Of broadband and special interests

American ISP Association Director Sue Ashdown says the Tauzin-Dingell bill fails to foster the deployment of high-speed Internet technologies and will extend the Baby Bells' local phone service monopoly into broadband.

It does not take a Ph.D. in economics to know that building and growing a sustainable foundation for small-business development in our rural communities is absolutely necessary for improving the health of our nation's economy. It requires programs and policies that stimulate, support and drive entrepreneurial investment, creating jobs and opportunity for rural Americans.

Without accountability, the Baby Bells can continue to provide shoddy service without fear of penance or penalty.
The U.S. Senate has passed a bill that would encourage these opportunities by helping to fund the construction, improvement and acquisition of high-speed Internet networks in rural areas. The funding is technology-neutral, and consists of grants and low-interest loans to anyone who can "furnish, improve or extend a broadband service" to a truly rural area. It is this technology that will finally bridge the digital divide separating less-populated communities with urban areas, and allows farmers, ranchers and small businesses to have more effective access to information, clients and purchasers.

However, Congressmen Billy Tauzin and John Dingell want to eliminate this program.

The reason?

Very simply, they are concerned that funding rapid deployment of high-speed Internet technology will undermine their efforts in the Senate to pass a narrow, special-interest bill that would extend the regional Baby Bells' local phone service monopoly into broadband.

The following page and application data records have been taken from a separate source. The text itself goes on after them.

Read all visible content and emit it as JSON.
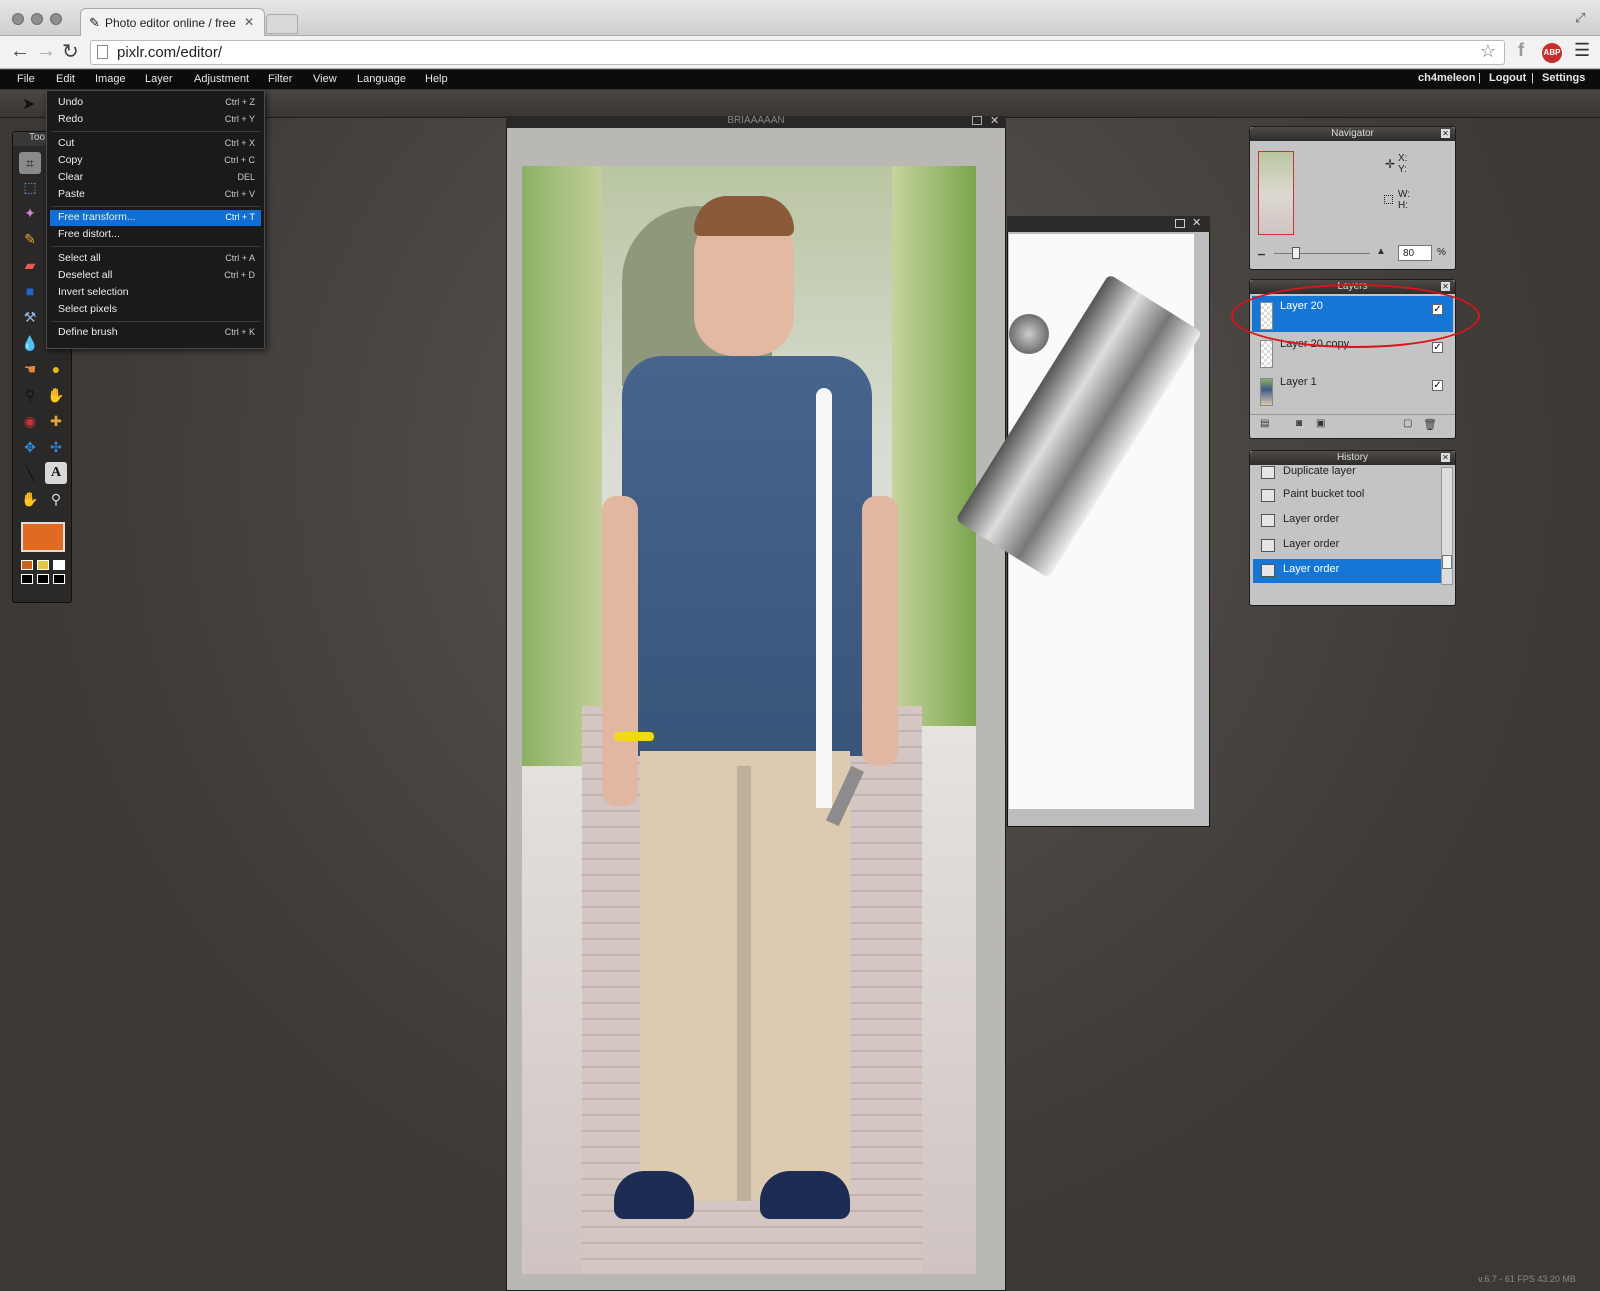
{
  "browser": {
    "tab_title": "Photo editor online / free",
    "url": "pixlr.com/editor/",
    "abp_label": "ABP"
  },
  "menubar": {
    "items": [
      "File",
      "Edit",
      "Image",
      "Layer",
      "Adjustment",
      "Filter",
      "View",
      "Language",
      "Help"
    ],
    "user": "ch4meleon",
    "logout": "Logout",
    "settings": "Settings",
    "divider": "|"
  },
  "edit_menu": {
    "items": [
      {
        "label": "Undo",
        "shortcut": "Ctrl + Z"
      },
      {
        "label": "Redo",
        "shortcut": "Ctrl + Y"
      },
      {
        "label": "Cut",
        "shortcut": "Ctrl + X"
      },
      {
        "label": "Copy",
        "shortcut": "Ctrl + C"
      },
      {
        "label": "Clear",
        "shortcut": "DEL"
      },
      {
        "label": "Paste",
        "shortcut": "Ctrl + V"
      },
      {
        "label": "Free transform...",
        "shortcut": "Ctrl + T"
      },
      {
        "label": "Free distort...",
        "shortcut": ""
      },
      {
        "label": "Select all",
        "shortcut": "Ctrl + A"
      },
      {
        "label": "Deselect all",
        "shortcut": "Ctrl + D"
      },
      {
        "label": "Invert selection",
        "shortcut": ""
      },
      {
        "label": "Select pixels",
        "shortcut": ""
      },
      {
        "label": "Define brush",
        "shortcut": "Ctrl + K"
      }
    ],
    "selected_index": 6
  },
  "tools_panel": {
    "title": "Too",
    "primary_color": "#e06a22",
    "swatches": [
      "#c8661f",
      "#e3c73c",
      "#ffffff",
      "#000000",
      "#000000",
      "#000000"
    ]
  },
  "document": {
    "title": "BRIAAAAAN"
  },
  "navigator": {
    "title": "Navigator",
    "x_label": "X:",
    "y_label": "Y:",
    "w_label": "W:",
    "h_label": "H:",
    "zoom": "80",
    "zoom_unit": "%"
  },
  "layers": {
    "title": "Layers",
    "items": [
      {
        "name": "Layer 20",
        "visible": true,
        "selected": true
      },
      {
        "name": "Layer 20 copy",
        "visible": true,
        "selected": false
      },
      {
        "name": "Layer 1",
        "visible": true,
        "selected": false
      }
    ],
    "check_mark": "✓"
  },
  "history": {
    "title": "History",
    "items": [
      {
        "label": "Duplicate layer",
        "selected": false
      },
      {
        "label": "Paint bucket tool",
        "selected": false
      },
      {
        "label": "Layer order",
        "selected": false
      },
      {
        "label": "Layer order",
        "selected": false
      },
      {
        "label": "Layer order",
        "selected": true
      }
    ]
  },
  "status": {
    "text": "v.6.7 - 61 FPS 43.20 MB"
  },
  "colors": {
    "selection_blue": "#1676d6",
    "annotation_red": "#d9141a"
  }
}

Their legislation is known as the Tauzin-Dingell bill, deceptively named the "Internet Freedom and Broadband Deployment Act."

While the Senate proposal would immediately benefit underserved rural America, the Tauzin-Dingell approach to the problem does absolutely nothing to encourage, fund or assist deployment of high-speed Internet technologies. It strips the competitive promise of the 1996 Telecommunications Act and replaces it by granting the Baby Bells a virtual lock on broadband services. They eliminate regulatory oversight of the Baby Bells and deny other companies access to the publicly subsidized infrastructure necessary to compete.

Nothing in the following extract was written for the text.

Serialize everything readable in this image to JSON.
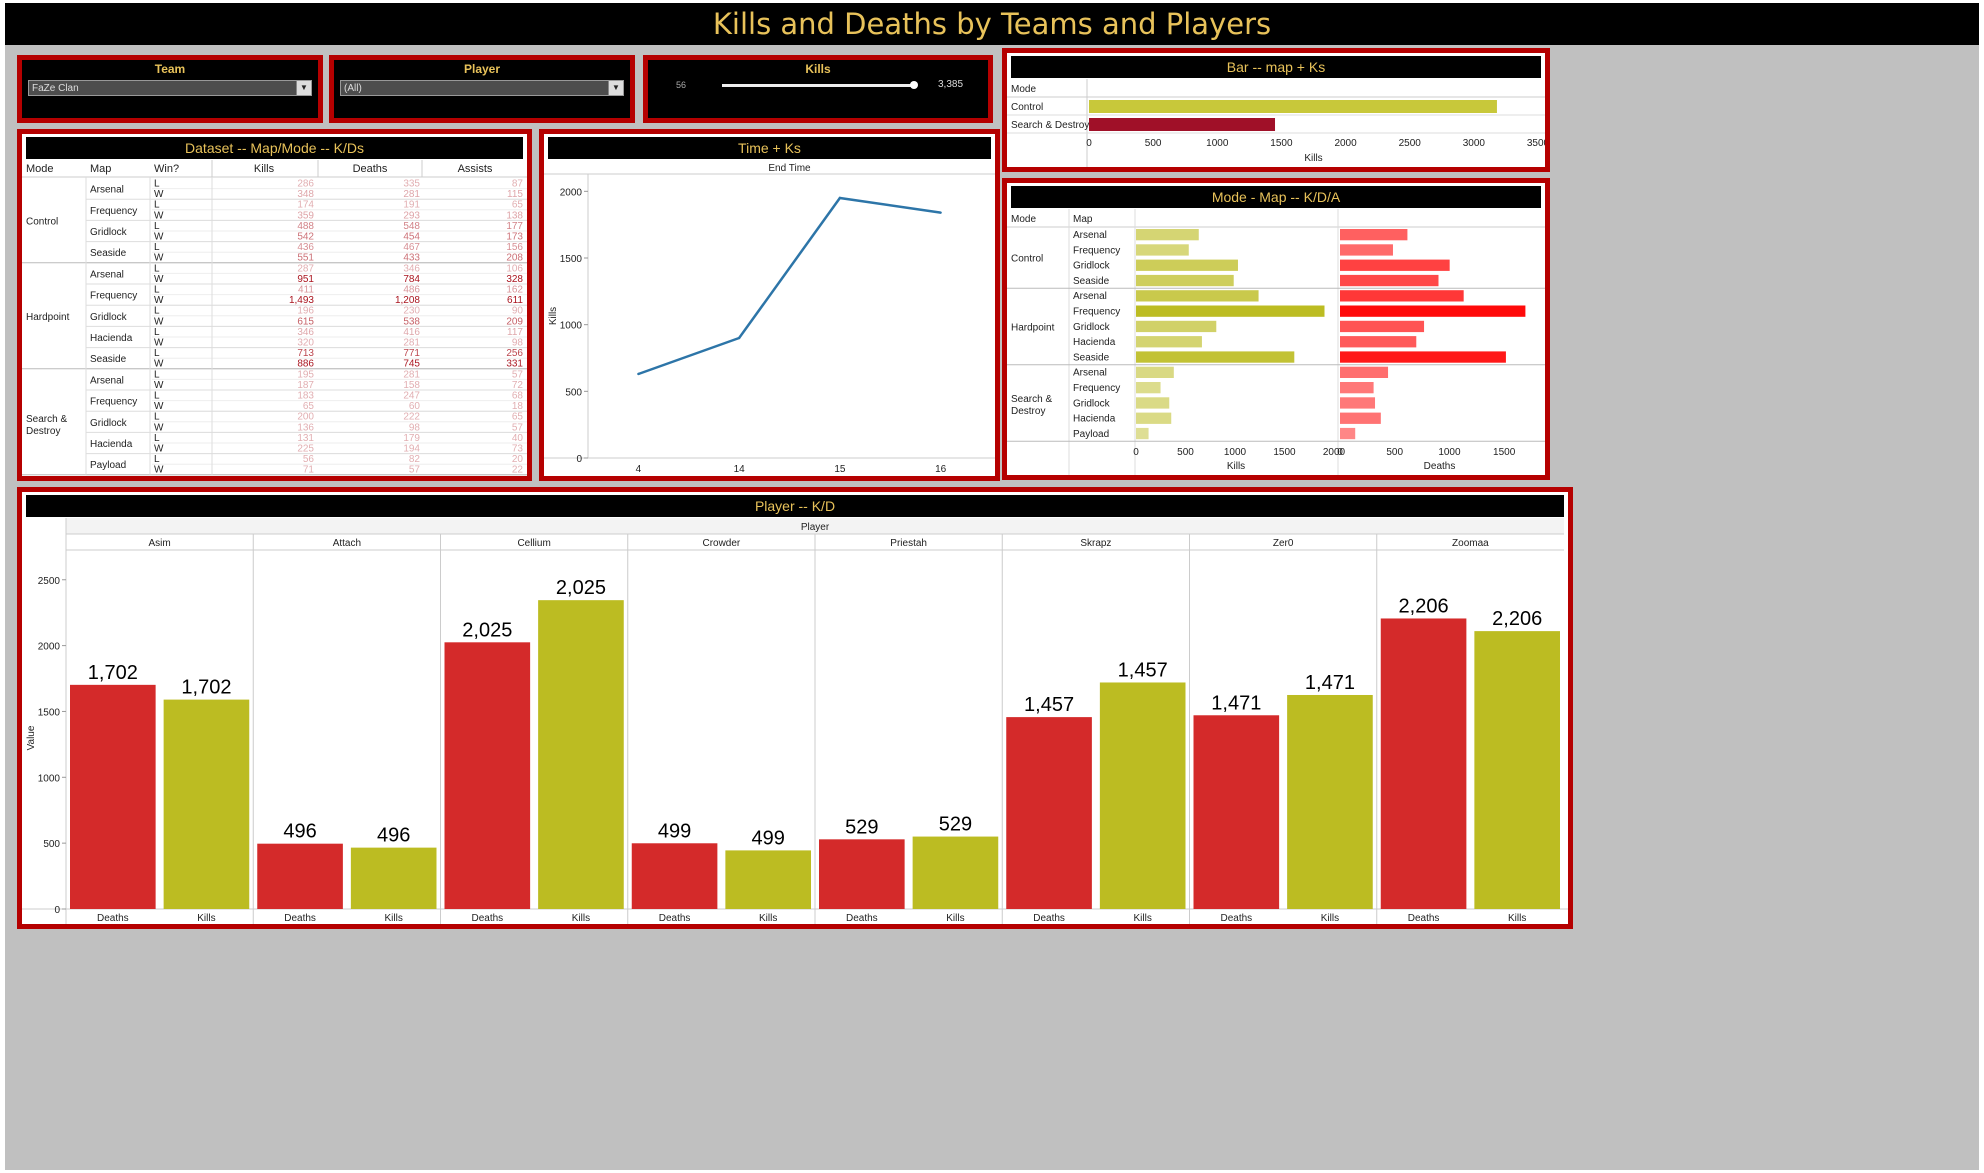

While the Baby Bells benefit, American consumers lose.

Without competition, the Baby Bells can continue to gouge America's ISPs that are fighting to bring affordable, reliable high-speed Internet access to customers. Without accountability, the Baby Bells can continue to provide shoddy service without fear of penance or penalty. The companies certainly have no desire to deploy high-speed Internet technology to rural America when they can continue to focus time and resources on the more lucrative urban marketplace.

Tauzin and Dingell care more about giving lip service to our rural communities than about actually addressing the problem.
But Tauzin and Dingell care more about giving lip service to our rural communities than about actually addressing the problem.

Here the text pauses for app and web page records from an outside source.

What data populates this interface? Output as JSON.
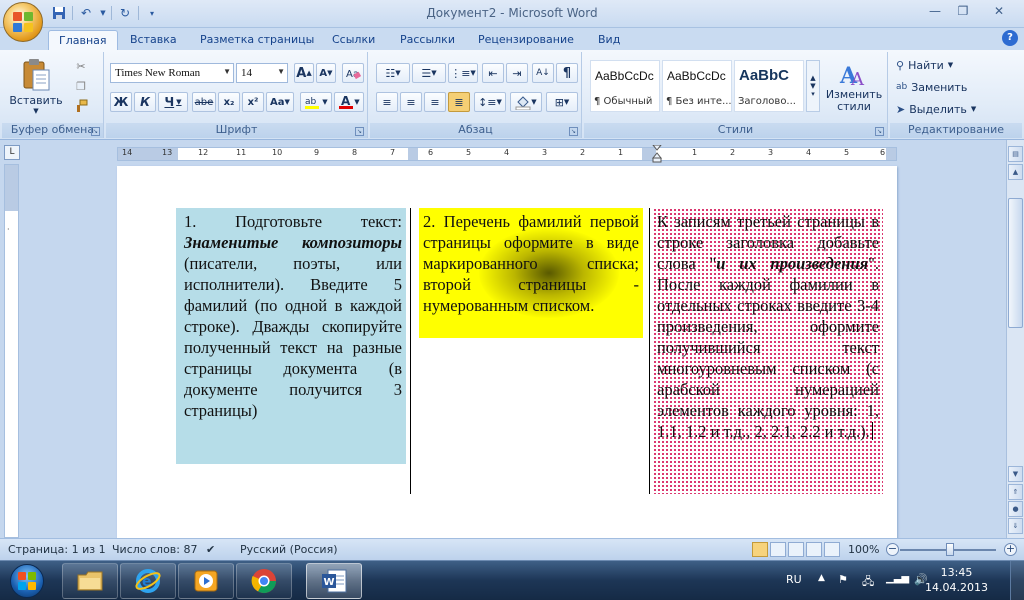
{
  "window": {
    "title": "Документ2 - Microsoft Word",
    "minimize": "—",
    "maximize": "❐",
    "close": "✕"
  },
  "ribbon_tabs": [
    "Главная",
    "Вставка",
    "Разметка страницы",
    "Ссылки",
    "Рассылки",
    "Рецензирование",
    "Вид"
  ],
  "help": "?",
  "groups": {
    "clipboard": {
      "label": "Буфер обмена",
      "paste": "Вставить"
    },
    "font": {
      "label": "Шрифт",
      "font_name": "Times New Roman",
      "font_size": "14",
      "bold": "Ж",
      "italic": "К",
      "underline": "Ч",
      "strike": "abe",
      "subscript": "x₂",
      "superscript": "x²",
      "change_case": "Aa",
      "font_color": "A",
      "grow": "A",
      "shrink": "A"
    },
    "paragraph": {
      "label": "Абзац",
      "pilcrow": "¶"
    },
    "styles": {
      "label": "Стили",
      "items": [
        {
          "sample": "AaBbCcDc",
          "name": "¶ Обычный"
        },
        {
          "sample": "AaBbCcDc",
          "name": "¶ Без инте..."
        },
        {
          "sample": "AaBbC",
          "name": "Заголово..."
        }
      ],
      "change_styles": "Изменить стили"
    },
    "editing": {
      "label": "Редактирование",
      "find": "Найти",
      "replace": "Заменить",
      "select": "Выделить"
    }
  },
  "ruler": {
    "corner": "L",
    "ticks": [
      "14",
      "13",
      "12",
      "11",
      "10",
      "9",
      "8",
      "7",
      "6",
      "5",
      "4",
      "3",
      "2",
      "1",
      "1",
      "2",
      "3",
      "4",
      "5",
      "6"
    ]
  },
  "document": {
    "col1": {
      "lead": "1. Подготовьте текст: ",
      "emphasis": "Знаменитые композиторы",
      "rest": " (писатели, поэты, или исполнители). Введите 5 фамилий (по одной в каждой строке). Дважды скопируйте полученный текст на разные страницы документа (в документе получится 3 страницы)"
    },
    "col2": {
      "text": "2. Перечень фамилий первой страницы оформите в виде маркированного списка; второй страницы - нумерованным списком."
    },
    "col3": {
      "lead": "К записям третьей страницы в строке заголовка добавьте слова \"",
      "emphasis": "и их произведения",
      "rest": "\". После каждой фамилии в отдельных строках введите 3-4 произведения, оформите получившийся текст многоуровневым списком (с арабской нумерацией элементов каждого уровня: 1, 1.1, 1.2 и т.д., 2, 2.1, 2.2 и т.д.)."
    }
  },
  "status": {
    "page": "Страница: 1 из 1",
    "words": "Число слов: 87",
    "language": "Русский (Россия)",
    "zoom": "100%",
    "zoom_minus": "−",
    "zoom_plus": "+"
  },
  "taskbar": {
    "lang": "RU",
    "time": "13:45",
    "date": "14.04.2013"
  },
  "colors": {
    "cell1_bg": "#b6dde8",
    "cell2_bg": "#ffff00",
    "cell3_pattern": "#d5185a"
  }
}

Recently, Tauzin was quoted as saying that unless his bill becomes law, "A small business, library, medical center or university in a rural state likely will not be able to get convenient, economical access to high-speed Internet service and soon could be consigned to the backwaters of 21st century economic development."

Tauzin does not see the $500 million investment in rural America as an opportunity to provide "convenient, economical access to high-speed Internet service." Rather, he appears to view the funding as a threat to his very personal, very narrow legislative agenda.

While the Senate seeks to build a bridge for investment to empower our rural communities, Congressmen Tauzin and Dingell want to build a wall, constructed by the Baby Bells at the expense of future growth and expansion for small businesses, schools, libraries, hospitals and residents of less-populated cities and towns. Rural America deserves better, and Congress should provide it.